Union members take part in a strike vote at the Exxon-Mobil Port Jerome Gravenchon refinery near Le Havre.
Union members take part in a strike vote at the Exxon-Mobil refinery at Port Jérôme, Gravenchon near Le Havre. Photograph: Lou Benoist/AFP/Getty Images

The government is determined to press on with the pensions changes, and its spokesperson said there were more pressing issues facing the country than the strikes, such as the cost of living crisis.

An Ifpo poll for the Sunday paper Le Journal de Dimanche found that only 32% of French people supported Macron’s pension changes.

Laurent Berger, the head of the moderate CFDT trade union, criticised Macron for not meeting trade union leaders. He said the president must listen to the French people. “He can’t stay silent like he has for the past two months,” Berger said.


Angelique Chrisafis in Paris

The GuardianTramp

Related Content

Article image
French protesters storm luxury group LVMH offices before pensions ruling
Emmanuel Macron back from Netherlands amid sustained unrest over plan to raise pension age to 64
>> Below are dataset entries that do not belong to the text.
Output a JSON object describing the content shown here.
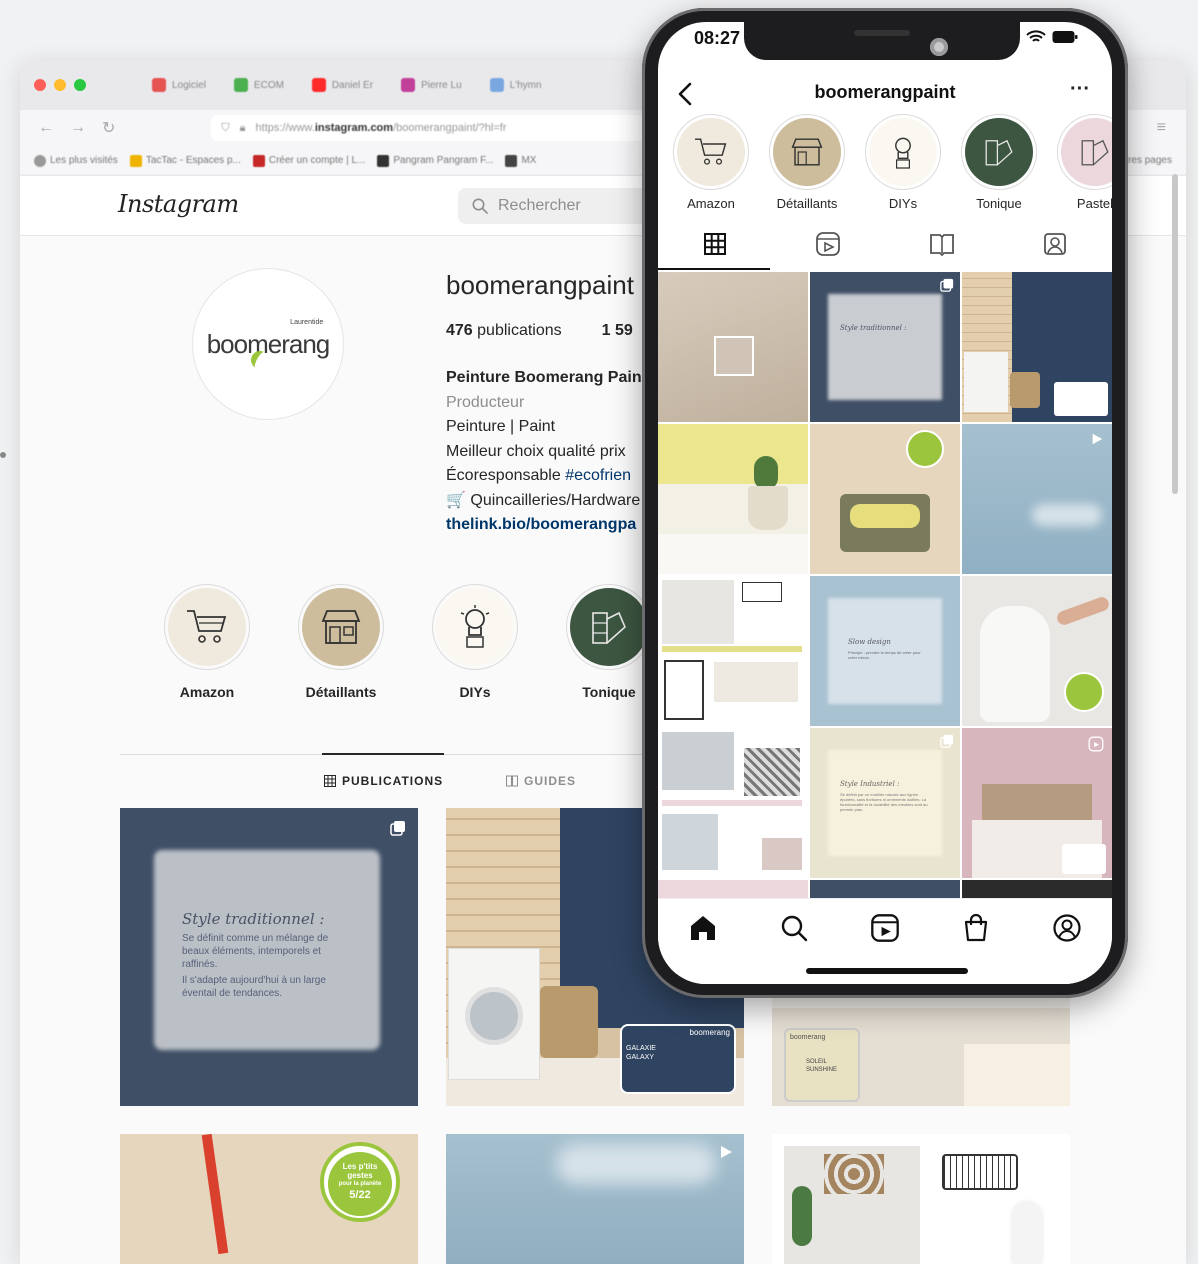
{
  "browser": {
    "tabs": [
      "Logiciel",
      "ECOM",
      "Daniel Er",
      "Pierre Lu",
      "L'hymn"
    ],
    "url_prefix": "https://www.",
    "url_domain": "instagram.com",
    "url_path": "/boomerangpaint/?hl=fr",
    "bookmarks": [
      "Les plus visités",
      "TacTac - Espaces p...",
      "Créer un compte | L...",
      "Pangram Pangram F...",
      "MX"
    ],
    "bookmarks_right": "autres pages"
  },
  "instagram": {
    "logo": "Instagram",
    "search_placeholder": "Rechercher"
  },
  "profile": {
    "username": "boomerangpaint",
    "stats": {
      "publications_count": "476",
      "publications_label": "publications",
      "followers_partial": "1 59"
    },
    "bio": {
      "name": "Peinture Boomerang Pain",
      "category": "Producteur",
      "line1": "Peinture | Paint",
      "line2": "Meilleur choix qualité prix",
      "line3_prefix": "Écoresponsable ",
      "line3_tag": "#ecofrien",
      "line4": "🛒 Quincailleries/Hardware",
      "link": "thelink.bio/boomerangpa"
    },
    "logo_small": "Laurentide",
    "logo_word": "boomerang"
  },
  "highlights": [
    {
      "label": "Amazon",
      "color": "#efeadd"
    },
    {
      "label": "Détaillants",
      "color": "#cdbd9c"
    },
    {
      "label": "DIYs",
      "color": "#faf8f1"
    },
    {
      "label": "Tonique",
      "color": "#3c5641"
    },
    {
      "label": "Pastel",
      "color": "#ecd7dc"
    }
  ],
  "profile_tabs": {
    "publications": "PUBLICATIONS",
    "guides": "GUIDES"
  },
  "posts": {
    "traditionnel_title": "Style traditionnel :",
    "traditionnel_body1": "Se définit comme un mélange de beaux éléments, intemporels et raffinés.",
    "traditionnel_body2": "Il s'adapte aujourd'hui à un large éventail de tendances.",
    "can_galaxy_line1": "GALAXIE",
    "can_galaxy_line2": "GALAXY",
    "can_soleil_line1": "SOLEIL",
    "can_soleil_line2": "SUNSHINE",
    "can_brand": "boomerang",
    "badge_line1": "Les p'tits",
    "badge_line2": "gestes",
    "badge_line3": "pour la planète",
    "badge_num": "5/22",
    "slow_title": "Slow design",
    "slow_body": "Principe : prendre le temps de créer pour créer mieux.",
    "industriel_title": "Style Industriel :",
    "industriel_body": "Se définit par un mobilier robuste aux lignes épurées, sans fioritures ni ornements inutiles. La fonctionnalité et la durabilité des meubles sont au premier plan."
  },
  "phone": {
    "time": "08:27",
    "username": "boomerangpaint",
    "more": "···"
  },
  "colors": {
    "navy": "#3f4f66",
    "accent_green": "#9bc53d",
    "tonique_green": "#3c5641",
    "link_blue": "#00376b"
  }
}
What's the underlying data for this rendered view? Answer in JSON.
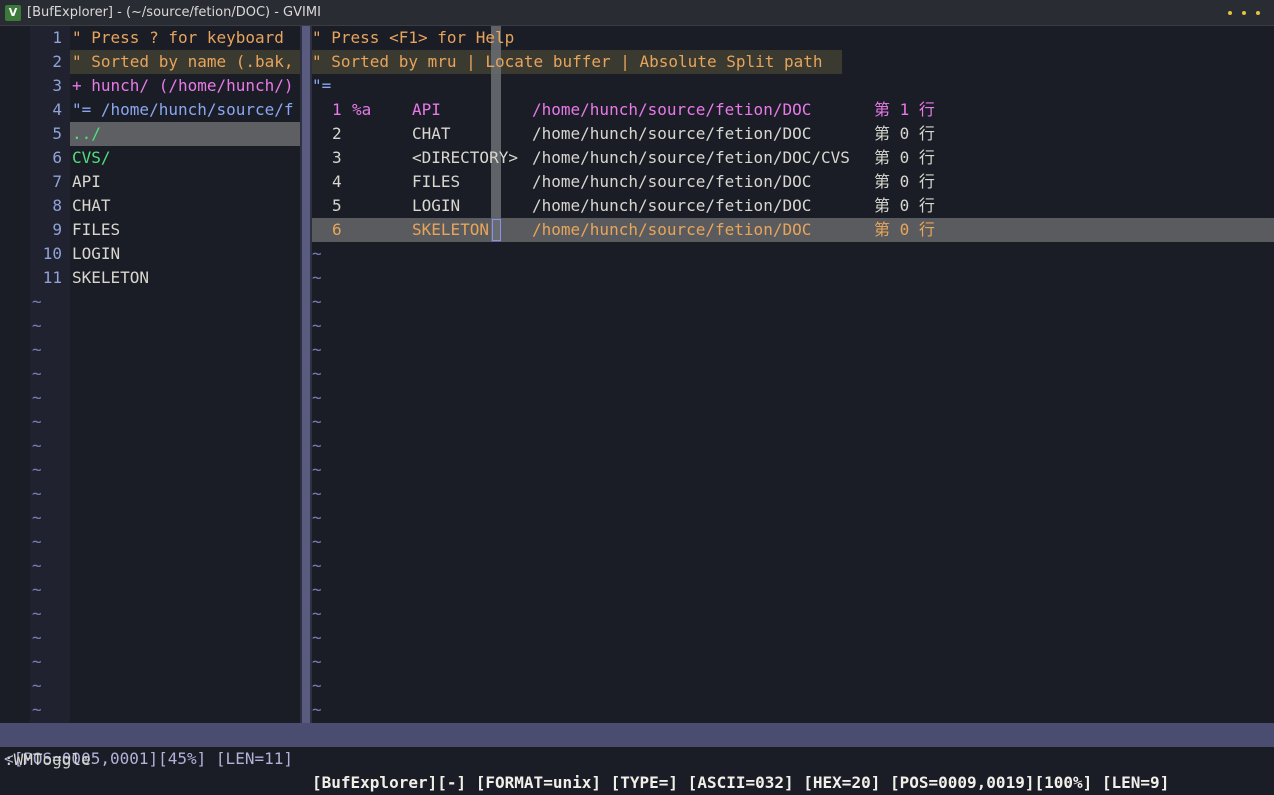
{
  "window": {
    "title": "[BufExplorer] - (~/source/fetion/DOC) - GVIMI",
    "icon_label": "V"
  },
  "left_pane": {
    "lines": [
      {
        "num": "1",
        "text": "\" Press ? for keyboard"
      },
      {
        "num": "2",
        "text": "\" Sorted by name (.bak,"
      },
      {
        "num": "3",
        "text": "+ hunch/ (/home/hunch/)"
      },
      {
        "num": "4",
        "text": "\"= /home/hunch/source/f"
      },
      {
        "num": "5",
        "text": "../"
      },
      {
        "num": "6",
        "text": "CVS/"
      },
      {
        "num": "7",
        "text": "API"
      },
      {
        "num": "8",
        "text": "CHAT"
      },
      {
        "num": "9",
        "text": "FILES"
      },
      {
        "num": "10",
        "text": "LOGIN"
      },
      {
        "num": "11",
        "text": "SKELETON"
      }
    ],
    "tilde": "~"
  },
  "right_pane": {
    "header": [
      "\" Press <F1> for Help",
      "\" Sorted by mru | Locate buffer | Absolute Split path",
      "\"="
    ],
    "buffers": [
      {
        "num": "1",
        "flags": "%a",
        "name": "API",
        "path": "/home/hunch/source/fetion/DOC",
        "line": "第 1 行"
      },
      {
        "num": "2",
        "flags": "",
        "name": "CHAT",
        "path": "/home/hunch/source/fetion/DOC",
        "line": "第 0 行"
      },
      {
        "num": "3",
        "flags": "",
        "name": "<DIRECTORY>",
        "path": "/home/hunch/source/fetion/DOC/CVS",
        "line": "第 0 行"
      },
      {
        "num": "4",
        "flags": "",
        "name": "FILES",
        "path": "/home/hunch/source/fetion/DOC",
        "line": "第 0 行"
      },
      {
        "num": "5",
        "flags": "",
        "name": "LOGIN",
        "path": "/home/hunch/source/fetion/DOC",
        "line": "第 0 行"
      },
      {
        "num": "6",
        "flags": "",
        "name": "SKELETON",
        "path": "/home/hunch/source/fetion/DOC",
        "line": "第 0 行"
      }
    ],
    "tilde": "~"
  },
  "statusbar": {
    "left": "<[POS=0005,0001][45%] [LEN=11]",
    "right": "[BufExplorer][-] [FORMAT=unix] [TYPE=] [ASCII=032] [HEX=20] [POS=0009,0019][100%] [LEN=9]"
  },
  "cmdline": ":WMToggle",
  "colors": {
    "background": "#1b1d26",
    "comment": "#e7a45c",
    "pink": "#e879e8",
    "blue": "#8aa7ef",
    "green": "#4fe07f",
    "statusbar": "#4a4d70"
  }
}
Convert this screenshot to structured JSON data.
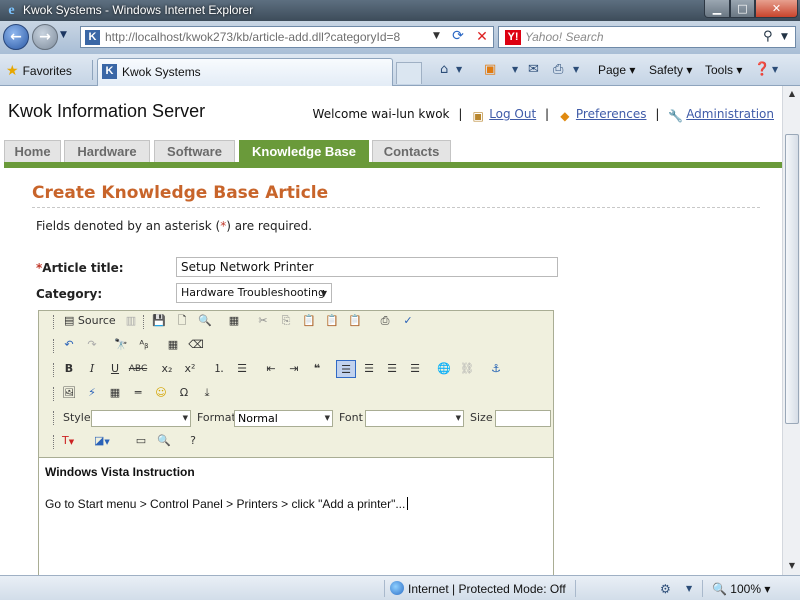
{
  "browser": {
    "window_title": "Kwok Systems - Windows Internet Explorer",
    "url": "http://localhost/kwok273/kb/article-add.dll?categoryId=8",
    "search_placeholder": "Yahoo! Search",
    "favorites_label": "Favorites",
    "tab_title": "Kwok Systems",
    "commands": {
      "page": "Page",
      "safety": "Safety",
      "tools": "Tools"
    },
    "status_zone": "Internet | Protected Mode: Off",
    "zoom": "100%"
  },
  "site": {
    "title": "Kwok Information Server",
    "welcome": "Welcome wai-lun kwok",
    "links": {
      "logout": "Log Out",
      "preferences": "Preferences",
      "administration": "Administration"
    },
    "nav": [
      {
        "label": "Home",
        "active": false
      },
      {
        "label": "Hardware",
        "active": false
      },
      {
        "label": "Software",
        "active": false
      },
      {
        "label": "Knowledge Base",
        "active": true
      },
      {
        "label": "Contacts",
        "active": false
      }
    ]
  },
  "form": {
    "heading": "Create Knowledge Base Article",
    "required_note_pre": "Fields denoted by an asterisk (",
    "required_note_ast": "*",
    "required_note_post": ") are required.",
    "title_label": "Article title:",
    "title_value": "Setup Network Printer",
    "category_label": "Category:",
    "category_value": "Hardware Troubleshooting"
  },
  "editor": {
    "source_label": "Source",
    "style_label": "Style",
    "style_value": "",
    "format_label": "Format",
    "format_value": "Normal",
    "font_label": "Font",
    "font_value": "",
    "size_label": "Size",
    "size_value": "",
    "content_heading": "Windows Vista Instruction",
    "content_body": "Go to Start menu > Control Panel > Printers > click \"Add a printer\"..."
  },
  "colors": {
    "accent_green": "#6a9a3a",
    "heading_orange": "#c8642a",
    "link_blue": "#3f5ba8"
  }
}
Angelique Chrisafis in Paris

13, Apr, 2023 @3:52 PM

Article image
Hundreds of thousands of people take to French streets amid fears of violence
Fears of more violent clashes with police as demonstrations against Macron’s unpopular pensions policy to carry on

Angelique Chrisafis in Paris

28, Mar, 2023 @2:37 PM

Article image
Tens of thousands of public sector workers strike across France
Train drivers, teachers, nurses and air traffic controllers take to the streets to protest against Macron’s changes

Angelique Chrisafis in Paris

22, Mar, 2018 @5:47 PM

Article image
More than 1m march in France amid strikes over plan to raise retirement age
Arrests at biggest march in Paris while train services halted and many primary schools close for the day

Angelique Chrisafis in Paris

19, Jan, 2023 @6:58 PM

Article image
French strikes: talks begin in move to end month-long stoppages
Government hopes for compromise with moderate unions over pension reforms

Angelique Chrisafis in Paris

07, Jan, 2020 @11:37 AM

Article image
Emmanuel Macron's presidency faces first major street protests
France’s second biggest union says more than 180 demos planned nationwide against contentious labour law reforms

Angelique Chrisafis in Paris

12, Sep, 2017 @6:57 AM

Article image
Why are pensions such a political flashpoint in France?
Macron skips vote to force pension changes through, but faces more protests and a possible vote of no confidence

Angelique Chrisafis in Paris

16, Mar, 2023 @5:13 PM

Article image
Banging saucepans will not move France forward, says Macron
President tours rural France in attempt to calm tensions over his unpopular pensions changes

Angelique Chrisafis in Paris

19, Apr, 2023 @3:55 PM

Article image
Paris brasserie favoured by Macron set alight as pension protests continue
Awning of La Rotonde briefly in flames as hundreds of thousands of mostly peaceful demonstrators again take to streets across France

Angelique Chrisafis in Paris

06, Apr, 2023 @6:09 PM

Article image
France braces for ‘Black Thursday’ general strike over pension changes
Union leaders call for ‘massive mobilisation’ to oppose latest attempt to overhaul pension system

Kim Willsher in Paris

18, Jan, 2023 @12:29 PM